Preventing a Stroke
Patients should be advised of the importance of working with their doctor to reduce stroke risk, and to make sure that they have a good prognosis with AF. They may be prescribed anti-coagulant medicines to reduce the risk of blood clot formation. It is important that they take the medication exactly as prescribed in order to reduce their risk of a stroke.
Controlling the Patient’s Heart Rate and Heartbeat
There are three potential treatments which may be carried out for the symptoms of AF, to try to restore the patient’s heart to a normal rhythm:
1. Prescribe medication – this will aim to control the rate and rhythm of the heartbeat
2. Cardio-version – this is a treatment where electrical signals are sent to the heart through electrodes placed on the chest
3. Ablation – this treatment uses heat or freezing on the area of the individual’s heart that is causing the abnormal heart rhythm
AF and Prevention
The cause of AF is not fully understood but there are certain factors that can increase the risk of developing it. For example, certain health conditions including heart failure, high blood pressure or other cardiovascular diseases, diabetes or thyroid disorders can increase an individual’s risk.

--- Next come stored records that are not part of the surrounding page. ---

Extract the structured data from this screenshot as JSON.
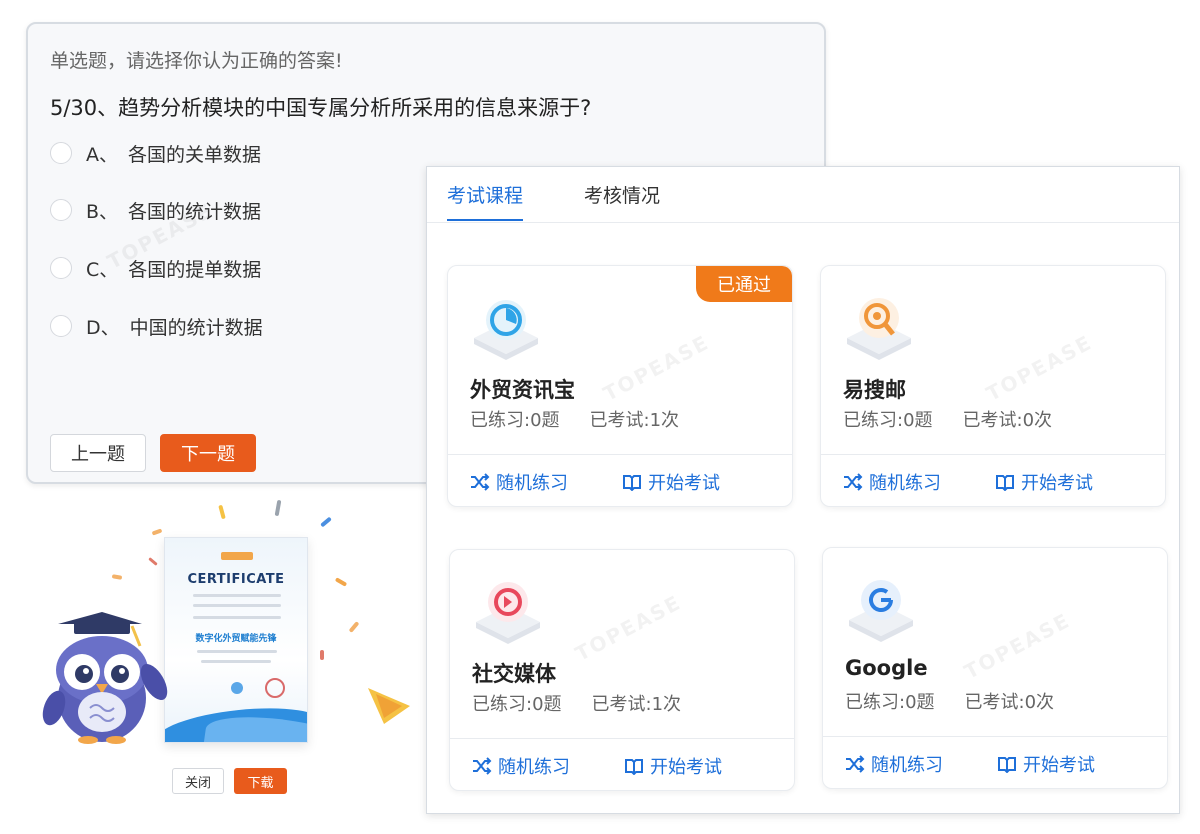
{
  "quiz": {
    "hint": "单选题，请选择你认为正确的答案!",
    "question": "5/30、趋势分析模块的中国专属分析所采用的信息来源于?",
    "options": [
      {
        "letter": "A、",
        "text": "各国的关单数据"
      },
      {
        "letter": "B、",
        "text": "各国的统计数据"
      },
      {
        "letter": "C、",
        "text": "各国的提单数据"
      },
      {
        "letter": "D、",
        "text": "中国的统计数据"
      }
    ],
    "prev_label": "上一题",
    "next_label": "下一题",
    "watermark": "TOPEASE"
  },
  "certificate": {
    "title": "CERTIFICATE",
    "subtitle": "数字化外贸赋能先锋",
    "close_label": "关闭",
    "download_label": "下载"
  },
  "exam": {
    "tabs": [
      {
        "label": "考试课程",
        "active": true
      },
      {
        "label": "考核情况",
        "active": false
      }
    ],
    "watermark": "TOPEASE",
    "practice_label": "随机练习",
    "exam_label": "开始考试",
    "cards": [
      {
        "name": "外贸资讯宝",
        "practiced": "已练习:0题",
        "tested": "已考试:1次",
        "badge": "已通过",
        "icon": "chart-clock-icon",
        "accent": "#2fa4e7"
      },
      {
        "name": "易搜邮",
        "practiced": "已练习:0题",
        "tested": "已考试:0次",
        "badge": "",
        "icon": "search-magnifier-icon",
        "accent": "#f0963a"
      },
      {
        "name": "社交媒体",
        "practiced": "已练习:0题",
        "tested": "已考试:1次",
        "badge": "",
        "icon": "social-media-icon",
        "accent": "#e8485c"
      },
      {
        "name": "Google",
        "practiced": "已练习:0题",
        "tested": "已考试:0次",
        "badge": "",
        "icon": "google-g-icon",
        "accent": "#2a7de1"
      }
    ]
  },
  "colors": {
    "primary": "#1e6fd9",
    "orange": "#e85b1c",
    "badge": "#f07a1a"
  }
}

Also, a family history of AF may play a role; and as people get older, the development of the condition may be more likely.
However, while the risk of developing AF increases with the above-mentioned factors, many people develop AF for no explainable reason. However, there are lifestyle changes that can be suggested to the public to help prevent AF and these include the following:
• Moderate their alcohol intake
• Eat a balanced diet
• Keep physically active
• Watch their weight
• Manage their stress levels
• Get enough sleep
NICHS have been running a campaign, supported by MACE, aimed at raising awareness that AF is a serious illness in Northern Ireland.
NICHS have pushed their message out to the public through billboards and bus shelter ads, radio ads, posters in GP surgeries, pharmacies and libraries. The campaign was supported by local retailer MACE, who displayed posters in their stores, included AF information on the leaflets they sent out to the public, and had AF testing for customers in selected stores.
NICHS has more information including two leaflets that can be downloaded from their website: www.nichs.org.uk.